<p>All eyes will be on the US Labour Market report this coming Friday at 1330 GMT. The market is expecting a 175k increase in the […]</p>

All eyes will be on the US Labour Market report this coming Friday at 1330 GMT. The market is expecting a 175k increase in the Non-Farm Payrolls figure for January, which is higher than the 156k reported for December. The unemployment rate is expected to remain at 4.7%, and earnings growth is expected to fall back slightly to 2.8%, which would still be one of the highest levels for 8 years.

The leading employment indicators for the US lean heavily towards an even larger than expected NFP report for January. The ADP measure of private sector employment rose by 246k last month, the largest monthly increase since June 2016. Also, the employment component of the ISM manufacturing survey rose to its highest level since 2014. Unfortunately the most accurate lead indicator, the ISM non-manufacturing index, will be released after the NFP report on Friday afternoon.

The dollar and NFPs

The dollar is very sensitive to US labour market reports, but even if the headline NFP number disappoints for another month, this does not mean that the US dollar will nose-dive. On 6th January 2017, the date of the last NFP release, the dollar actually rose even though NFPs were weaker than expected (see chart below). Stronger wage data was considered more important by investors and actually lifted the greenback. It is worth remembering that labour market data and its impact on the dollar is not only determined by NFPs, wage data can override concerns about the pace of job growth as it can lift expectations of interest rate hikes from the Federal Reserve, which tend to be dollar positive.

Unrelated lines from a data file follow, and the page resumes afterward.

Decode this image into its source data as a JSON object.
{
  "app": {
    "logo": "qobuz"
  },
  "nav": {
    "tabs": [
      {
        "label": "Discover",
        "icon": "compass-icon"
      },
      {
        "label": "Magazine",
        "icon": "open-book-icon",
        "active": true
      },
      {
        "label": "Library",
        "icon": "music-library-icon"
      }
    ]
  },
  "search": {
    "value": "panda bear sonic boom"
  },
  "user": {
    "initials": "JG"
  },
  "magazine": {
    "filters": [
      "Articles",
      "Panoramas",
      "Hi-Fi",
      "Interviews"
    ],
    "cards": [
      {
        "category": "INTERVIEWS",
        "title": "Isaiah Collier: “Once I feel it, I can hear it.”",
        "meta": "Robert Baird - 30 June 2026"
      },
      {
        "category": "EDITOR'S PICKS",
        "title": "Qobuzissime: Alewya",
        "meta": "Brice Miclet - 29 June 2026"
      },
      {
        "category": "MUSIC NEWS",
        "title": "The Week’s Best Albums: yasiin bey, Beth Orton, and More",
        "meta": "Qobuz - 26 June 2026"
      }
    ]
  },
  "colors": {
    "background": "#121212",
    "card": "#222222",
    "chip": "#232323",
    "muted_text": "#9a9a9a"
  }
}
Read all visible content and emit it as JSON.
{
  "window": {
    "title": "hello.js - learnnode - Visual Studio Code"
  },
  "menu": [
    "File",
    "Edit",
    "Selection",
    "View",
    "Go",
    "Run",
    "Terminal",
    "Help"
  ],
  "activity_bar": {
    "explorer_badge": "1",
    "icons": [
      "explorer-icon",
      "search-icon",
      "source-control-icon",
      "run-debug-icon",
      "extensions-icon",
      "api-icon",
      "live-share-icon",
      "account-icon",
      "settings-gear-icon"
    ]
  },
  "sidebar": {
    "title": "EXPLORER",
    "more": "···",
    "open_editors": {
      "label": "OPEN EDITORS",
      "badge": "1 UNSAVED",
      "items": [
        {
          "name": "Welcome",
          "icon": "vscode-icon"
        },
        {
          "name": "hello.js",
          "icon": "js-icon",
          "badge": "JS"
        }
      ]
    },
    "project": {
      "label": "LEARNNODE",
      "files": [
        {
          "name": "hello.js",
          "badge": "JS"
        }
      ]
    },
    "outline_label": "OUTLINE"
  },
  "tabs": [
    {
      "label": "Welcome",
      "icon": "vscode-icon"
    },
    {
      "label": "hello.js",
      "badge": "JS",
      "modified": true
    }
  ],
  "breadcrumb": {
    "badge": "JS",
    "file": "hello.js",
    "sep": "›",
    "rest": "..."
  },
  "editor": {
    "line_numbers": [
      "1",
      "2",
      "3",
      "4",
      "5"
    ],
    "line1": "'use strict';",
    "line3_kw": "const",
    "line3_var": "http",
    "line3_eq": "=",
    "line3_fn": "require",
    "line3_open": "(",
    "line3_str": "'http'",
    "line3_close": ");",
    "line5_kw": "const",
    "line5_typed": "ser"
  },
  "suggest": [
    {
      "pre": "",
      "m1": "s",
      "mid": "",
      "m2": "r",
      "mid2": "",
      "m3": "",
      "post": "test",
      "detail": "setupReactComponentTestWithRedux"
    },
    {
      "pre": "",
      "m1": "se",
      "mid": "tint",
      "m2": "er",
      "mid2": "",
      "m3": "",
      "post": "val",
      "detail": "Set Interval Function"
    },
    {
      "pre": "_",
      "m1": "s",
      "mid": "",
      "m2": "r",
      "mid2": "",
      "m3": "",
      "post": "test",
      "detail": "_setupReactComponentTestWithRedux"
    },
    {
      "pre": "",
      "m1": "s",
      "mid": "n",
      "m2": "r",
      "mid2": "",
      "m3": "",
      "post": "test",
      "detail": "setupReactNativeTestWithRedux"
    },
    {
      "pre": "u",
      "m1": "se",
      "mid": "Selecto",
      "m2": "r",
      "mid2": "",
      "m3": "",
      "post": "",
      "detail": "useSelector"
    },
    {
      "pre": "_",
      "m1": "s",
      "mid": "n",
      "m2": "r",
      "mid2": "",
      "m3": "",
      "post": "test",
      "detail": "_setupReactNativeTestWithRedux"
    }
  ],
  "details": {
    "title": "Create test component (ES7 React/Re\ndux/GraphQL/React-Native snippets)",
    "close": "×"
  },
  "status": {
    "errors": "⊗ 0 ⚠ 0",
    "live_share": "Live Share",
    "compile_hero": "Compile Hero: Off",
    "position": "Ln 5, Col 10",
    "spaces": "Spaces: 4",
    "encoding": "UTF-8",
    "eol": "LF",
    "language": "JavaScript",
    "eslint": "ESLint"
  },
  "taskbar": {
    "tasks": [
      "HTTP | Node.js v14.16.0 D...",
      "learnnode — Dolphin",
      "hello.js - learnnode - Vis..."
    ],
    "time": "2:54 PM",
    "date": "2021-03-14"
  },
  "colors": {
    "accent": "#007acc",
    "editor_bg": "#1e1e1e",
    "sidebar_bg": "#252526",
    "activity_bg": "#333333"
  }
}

Labour market reports can also be volatile. Historically, January can be a weak month for job growth in the US as seasonal workers get laid off after the Christmas holiday and NFPs can typically see more downside surprises compared to later months of the year. However, an upside surprise to NFPs in a month like January could trigger a dollar rally that may last for the medium-term.

Potential market reactions:

The dollar has had a bad start to January, and is on the back-foot as we lead up to this NFP report. As mentioned above, a mediocre NFP report but strong wage data could trigger a move back above the key 100.00 level and towards the 50-day sma at 101.53, while weak NFP and wage growth could see a break below key support at 99.25 – the 38.2% retracement of the April 2016 low to the early January 2017 high – which would dampen the prospects for the greenback for the medium term.

Figure 1:


Source: City Index and Bloomberg

From time to time, StoneX Financial Pty Ltd (“we”, “our”) website may contain links to other sites and/or resources provided by third parties. These links and/or resources are provided for your information only and we have no control over the contents of those materials, and in no way endorse their content. Any analysis, opinion, commentary or research-based material on our website is for information and educational purposes only and is not, in any circumstances, intended to be an offer, recommendation or solicitation to buy or sell. You should always seek independent advice as to your suitability to speculate in any related markets and your ability to assume the associated risks, if you are at all unsure. No representation or warranty is made, express or implied, that the materials on our website are complete or accurate. We are not under any obligation to update any such material.

As such, we (and/or our associated companies) will not be responsible or liable for any loss or damage incurred by you or any third party arising out of, or in connection with, any use of the information on our website (other than with regards to any duty or liability that we are unable to limit or exclude by law or under the applicable regulatory system) and any such liability is hereby expressly disclaimed.